University of Wisconsin–Madison

Summer courses offer multiple perspectives on the ‘Hamilton’ phenomenon

Hamilton

Maybe you’re one of the lucky people who’ve scored a ticket to Hamilton, or maybe you’re hoping to see the touring production at Madison’s Overture Center next season. Maybe you’ve just heard about Lin-Manuel Miranda’s extraordinary musical and want to learn about its relationship to American theater and American history. For anyone looking to understand this cultural phenomenon, University of Wisconsin–Madison Continuing Studies offers two summer courses that will put you in the thick of the conversation: Hamilton: An Online Experience (June 18-July 22) and Hamilton in Depth: One-Week Intensive (July 23-27).

Lin-Manuel Miranda performing in Hamlilton
Lin-Manuel Miranda (front) takes a novel approach to the Founding Fathers, putting hip-hop in the mouths of Alexander Hamilton, Thomas Jefferson, and George Washington.

Hamilton takes a novel approach to the Founding Fathers, putting hip-hop in the mouths of Alexander Hamilton, Thomas Jefferson, and George Washington. It also casts non-white actors in these roles.

Hamilton has inspired an intergenerational audience to think differently about how our country came to be, to see the Founding Fathers as flawed and complex individuals, and to see how close it came to not happening at all,” says instructor Sarah Marty. “Exploring this history, and learning about the collaborative nature of what it takes to create a piece of art that resonates with so many people, is a worthy endeavor on all counts.”

Hamilton: An Online Experience explores the show’s challenge to musical theater traditions, along with its revolutionary take on the American Revolution. The online format allows students to dig into audio, video, and written materials at their own pace and to engage in virtual discussions with other learners.

Following the online course, learners can dive deeper with Hamilton in Depth: One-Week Intensive. This face-to-face course features lectures, demonstrations, discussions, and guest speakers. It complements the online course, though the two can be taken separately.

“With Hamilton taking the world by storm—infiltrating high school and college classrooms and touring the country—the courses are a chance to learn what the buzz is all about, to explore the roots for this game-changing show, and to learn about how it has affected the arts industry,” Marty says.

Sarah Marty
Instructor Sarah Marty: ‘With “Hamilton” taking the world by storm, the courses are a chance to learn what the buzz is all about and explore the roots for this game-changing show.’

Intergenerational learning

Marty is a University of Wisconsin educator and the producing artistic director of Madison’s Four Seasons Theatre. Her work in music, theater, and arts administration gives her a multidimensional perspective on Hamilton.

“Participants will get the chance to explore design elements like costumes and scenery, to learn about the inspirations and influences on the show, to analyze a song and how it is constructed, and more,” she says.
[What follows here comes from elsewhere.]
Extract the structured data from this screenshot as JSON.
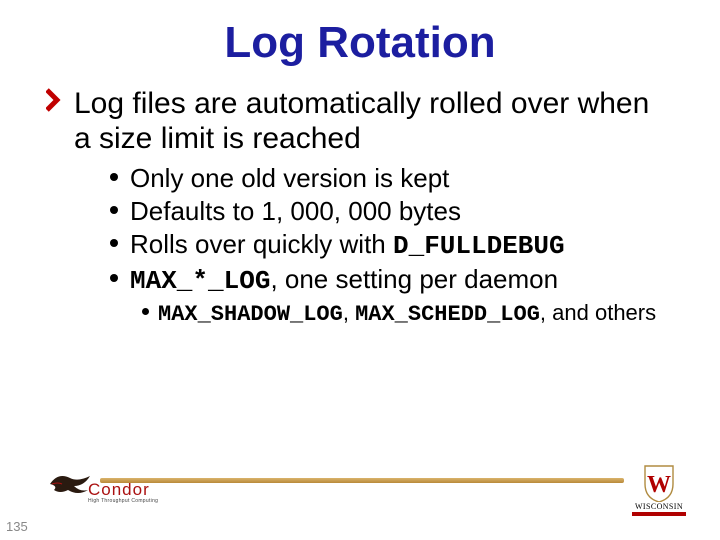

Continuing Studies offers Hamilton: An Online Experience and Hamilton in Depth with both credit and noncredit options. No experience is necessary for either course.

“In past iterations of these courses, participants have included everyone from lighting design majors and high school drama teachers to theater fans and retired poetry professors,” Marty says. “They provide an opportunity for intergenerational learning as UW–Madison undergraduates and lifelong learners are in the classes together. Participants age 18 to 80 are able to come together through a shared appreciation for the show and bring their unique perspectives to the conversations, online or in person.”

To learn more or to register, see the webpages for Hamilton: An Online Experience and Hamilton in Depth: One-Week Intensive. To register by phone, call 608-262-2451.